PROBLEM DESCRIPTION. Repeat each record below exactly as given.

SUPPLIED INFORMATION.

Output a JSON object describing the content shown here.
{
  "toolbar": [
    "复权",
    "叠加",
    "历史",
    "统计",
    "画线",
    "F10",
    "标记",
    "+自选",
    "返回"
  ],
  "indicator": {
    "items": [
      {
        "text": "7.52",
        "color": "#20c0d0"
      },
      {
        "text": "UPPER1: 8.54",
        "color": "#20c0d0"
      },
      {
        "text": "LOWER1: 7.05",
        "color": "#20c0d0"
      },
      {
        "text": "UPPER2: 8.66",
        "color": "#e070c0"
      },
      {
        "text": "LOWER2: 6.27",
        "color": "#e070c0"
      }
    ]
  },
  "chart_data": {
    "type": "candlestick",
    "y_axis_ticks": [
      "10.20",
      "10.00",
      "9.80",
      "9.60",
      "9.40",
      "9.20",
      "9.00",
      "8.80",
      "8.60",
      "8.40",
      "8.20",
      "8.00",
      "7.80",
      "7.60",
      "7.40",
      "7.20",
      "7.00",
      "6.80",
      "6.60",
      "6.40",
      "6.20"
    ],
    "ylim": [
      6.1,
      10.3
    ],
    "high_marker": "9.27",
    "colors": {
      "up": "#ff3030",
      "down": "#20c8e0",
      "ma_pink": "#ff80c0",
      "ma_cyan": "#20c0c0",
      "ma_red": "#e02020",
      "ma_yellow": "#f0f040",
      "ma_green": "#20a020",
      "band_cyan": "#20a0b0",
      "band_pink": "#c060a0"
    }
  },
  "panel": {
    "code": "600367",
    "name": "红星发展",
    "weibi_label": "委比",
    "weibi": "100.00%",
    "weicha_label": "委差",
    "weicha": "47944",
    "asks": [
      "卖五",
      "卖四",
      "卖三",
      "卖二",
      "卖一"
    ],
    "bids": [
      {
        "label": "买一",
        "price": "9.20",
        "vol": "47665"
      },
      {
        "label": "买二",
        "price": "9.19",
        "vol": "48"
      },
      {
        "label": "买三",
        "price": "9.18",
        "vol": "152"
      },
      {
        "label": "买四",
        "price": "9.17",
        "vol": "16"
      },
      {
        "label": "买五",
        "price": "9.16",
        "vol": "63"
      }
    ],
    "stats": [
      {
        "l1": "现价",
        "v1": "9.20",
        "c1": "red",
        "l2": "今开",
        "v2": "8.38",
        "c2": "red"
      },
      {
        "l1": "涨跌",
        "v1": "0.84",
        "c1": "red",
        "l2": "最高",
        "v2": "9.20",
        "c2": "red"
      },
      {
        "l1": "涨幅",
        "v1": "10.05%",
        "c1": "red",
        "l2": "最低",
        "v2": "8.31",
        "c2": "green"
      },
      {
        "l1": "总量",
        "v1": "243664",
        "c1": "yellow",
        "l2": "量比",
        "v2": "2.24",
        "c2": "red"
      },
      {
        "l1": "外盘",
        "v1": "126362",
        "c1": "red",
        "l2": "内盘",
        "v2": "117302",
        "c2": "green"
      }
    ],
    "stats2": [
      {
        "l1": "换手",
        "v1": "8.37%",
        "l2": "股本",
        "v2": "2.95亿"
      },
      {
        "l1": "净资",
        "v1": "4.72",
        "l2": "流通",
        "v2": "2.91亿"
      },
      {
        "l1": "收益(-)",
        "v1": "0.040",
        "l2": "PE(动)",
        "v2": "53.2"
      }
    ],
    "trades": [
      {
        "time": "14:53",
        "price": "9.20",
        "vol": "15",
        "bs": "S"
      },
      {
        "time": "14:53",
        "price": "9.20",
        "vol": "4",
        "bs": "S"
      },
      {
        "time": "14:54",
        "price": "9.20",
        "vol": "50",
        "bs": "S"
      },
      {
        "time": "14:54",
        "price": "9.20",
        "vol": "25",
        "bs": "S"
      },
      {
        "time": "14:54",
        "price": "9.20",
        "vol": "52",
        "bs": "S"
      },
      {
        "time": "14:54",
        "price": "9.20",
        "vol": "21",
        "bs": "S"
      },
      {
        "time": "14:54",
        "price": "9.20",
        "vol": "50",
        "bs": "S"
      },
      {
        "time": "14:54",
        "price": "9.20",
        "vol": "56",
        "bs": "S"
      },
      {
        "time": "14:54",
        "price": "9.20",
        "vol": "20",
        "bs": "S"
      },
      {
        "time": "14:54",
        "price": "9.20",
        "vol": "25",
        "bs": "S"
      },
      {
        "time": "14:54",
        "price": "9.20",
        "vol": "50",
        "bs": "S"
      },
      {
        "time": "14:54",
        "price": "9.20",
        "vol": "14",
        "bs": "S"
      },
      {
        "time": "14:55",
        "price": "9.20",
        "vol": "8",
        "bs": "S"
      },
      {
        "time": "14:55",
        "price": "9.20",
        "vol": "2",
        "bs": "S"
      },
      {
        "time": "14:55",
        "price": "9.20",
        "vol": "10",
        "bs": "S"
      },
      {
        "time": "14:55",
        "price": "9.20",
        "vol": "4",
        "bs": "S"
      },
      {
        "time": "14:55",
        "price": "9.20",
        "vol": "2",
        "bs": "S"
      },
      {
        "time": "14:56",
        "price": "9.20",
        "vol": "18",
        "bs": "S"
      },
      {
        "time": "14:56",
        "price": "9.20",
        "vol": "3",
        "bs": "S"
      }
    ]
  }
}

ANSWER SPACE.
Output a JSON object describing the content shown here.
{
  "toolbar": [
    "复权",
    "叠加",
    "历史",
    "统计",
    "画线",
    "F10",
    "标记",
    "+自选",
    "返回"
  ],
  "indicator": {
    "items": [
      {
        "text": "7.52",
        "color": "#20c0d0"
      },
      {
        "text": "UPPER1: 8.54",
        "color": "#20c0d0"
      },
      {
        "text": "LOWER1: 7.05",
        "color": "#20c0d0"
      },
      {
        "text": "UPPER2: 8.66",
        "color": "#e070c0"
      },
      {
        "text": "LOWER2: 6.27",
        "color": "#e070c0"
      }
    ]
  },
  "chart_data": {
    "type": "candlestick",
    "y_axis_ticks": [
      "10.20",
      "10.00",
      "9.80",
      "9.60",
      "9.40",
      "9.20",
      "9.00",
      "8.80",
      "8.60",
      "8.40",
      "8.20",
      "8.00",
      "7.80",
      "7.60",
      "7.40",
      "7.20",
      "7.00",
      "6.80",
      "6.60",
      "6.40",
      "6.20"
    ],
    "ylim": [
      6.1,
      10.3
    ],
    "high_marker": "9.27",
    "colors": {
      "up": "#ff3030",
      "down": "#20c8e0",
      "ma_pink": "#ff80c0",
      "ma_cyan": "#20c0c0",
      "ma_red": "#e02020",
      "ma_yellow": "#f0f040",
      "ma_green": "#20a020",
      "band_cyan": "#20a0b0",
      "band_pink": "#c060a0"
    }
  },
  "panel": {
    "code": "600367",
    "name": "红星发展",
    "weibi_label": "委比",
    "weibi": "100.00%",
    "weicha_label": "委差",
    "weicha": "47944",
    "asks": [
      "卖五",
      "卖四",
      "卖三",
      "卖二",
      "卖一"
    ],
    "bids": [
      {
        "label": "买一",
        "price": "9.20",
        "vol": "47665"
      },
      {
        "label": "买二",
        "price": "9.19",
        "vol": "48"
      },
      {
        "label": "买三",
        "price": "9.18",
        "vol": "152"
      },
      {
        "label": "买四",
        "price": "9.17",
        "vol": "16"
      },
      {
        "label": "买五",
        "price": "9.16",
        "vol": "63"
      }
    ],
    "stats": [
      {
        "l1": "现价",
        "v1": "9.20",
        "c1": "red",
        "l2": "今开",
        "v2": "8.38",
        "c2": "red"
      },
      {
        "l1": "涨跌",
        "v1": "0.84",
        "c1": "red",
        "l2": "最高",
        "v2": "9.20",
        "c2": "red"
      },
      {
        "l1": "涨幅",
        "v1": "10.05%",
        "c1": "red",
        "l2": "最低",
        "v2": "8.31",
        "c2": "green"
      },
      {
        "l1": "总量",
        "v1": "243664",
        "c1": "yellow",
        "l2": "量比",
        "v2": "2.24",
        "c2": "red"
      },
      {
        "l1": "外盘",
        "v1": "126362",
        "c1": "red",
        "l2": "内盘",
        "v2": "117302",
        "c2": "green"
      }
    ],
    "stats2": [
      {
        "l1": "换手",
        "v1": "8.37%",
        "l2": "股本",
        "v2": "2.95亿"
      },
      {
        "l1": "净资",
        "v1": "4.72",
        "l2": "流通",
        "v2": "2.91亿"
      },
      {
        "l1": "收益(-)",
        "v1": "0.040",
        "l2": "PE(动)",
        "v2": "53.2"
      }
    ],
    "trades": [
      {
        "time": "14:53",
        "price": "9.20",
        "vol": "15",
        "bs": "S"
      },
      {
        "time": "14:53",
        "price": "9.20",
        "vol": "4",
        "bs": "S"
      },
      {
        "time": "14:54",
        "price": "9.20",
        "vol": "50",
        "bs": "S"
      },
      {
        "time": "14:54",
        "price": "9.20",
        "vol": "25",
        "bs": "S"
      },
      {
        "time": "14:54",
        "price": "9.20",
        "vol": "52",
        "bs": "S"
      },
      {
        "time": "14:54",
        "price": "9.20",
        "vol": "21",
        "bs": "S"
      },
      {
        "time": "14:54",
        "price": "9.20",
        "vol": "50",
        "bs": "S"
      },
      {
        "time": "14:54",
        "price": "9.20",
        "vol": "56",
        "bs": "S"
      },
      {
        "time": "14:54",
        "price": "9.20",
        "vol": "20",
        "bs": "S"
      },
      {
        "time": "14:54",
        "price": "9.20",
        "vol": "25",
        "bs": "S"
      },
      {
        "time": "14:54",
        "price": "9.20",
        "vol": "50",
        "bs": "S"
      },
      {
        "time": "14:54",
        "price": "9.20",
        "vol": "14",
        "bs": "S"
      },
      {
        "time": "14:55",
        "price": "9.20",
        "vol": "8",
        "bs": "S"
      },
      {
        "time": "14:55",
        "price": "9.20",
        "vol": "2",
        "bs": "S"
      },
      {
        "time": "14:55",
        "price": "9.20",
        "vol": "10",
        "bs": "S"
      },
      {
        "time": "14:55",
        "price": "9.20",
        "vol": "4",
        "bs": "S"
      },
      {
        "time": "14:55",
        "price": "9.20",
        "vol": "2",
        "bs": "S"
      },
      {
        "time": "14:56",
        "price": "9.20",
        "vol": "18",
        "bs": "S"
      },
      {
        "time": "14:56",
        "price": "9.20",
        "vol": "3",
        "bs": "S"
      }
    ]
  }
}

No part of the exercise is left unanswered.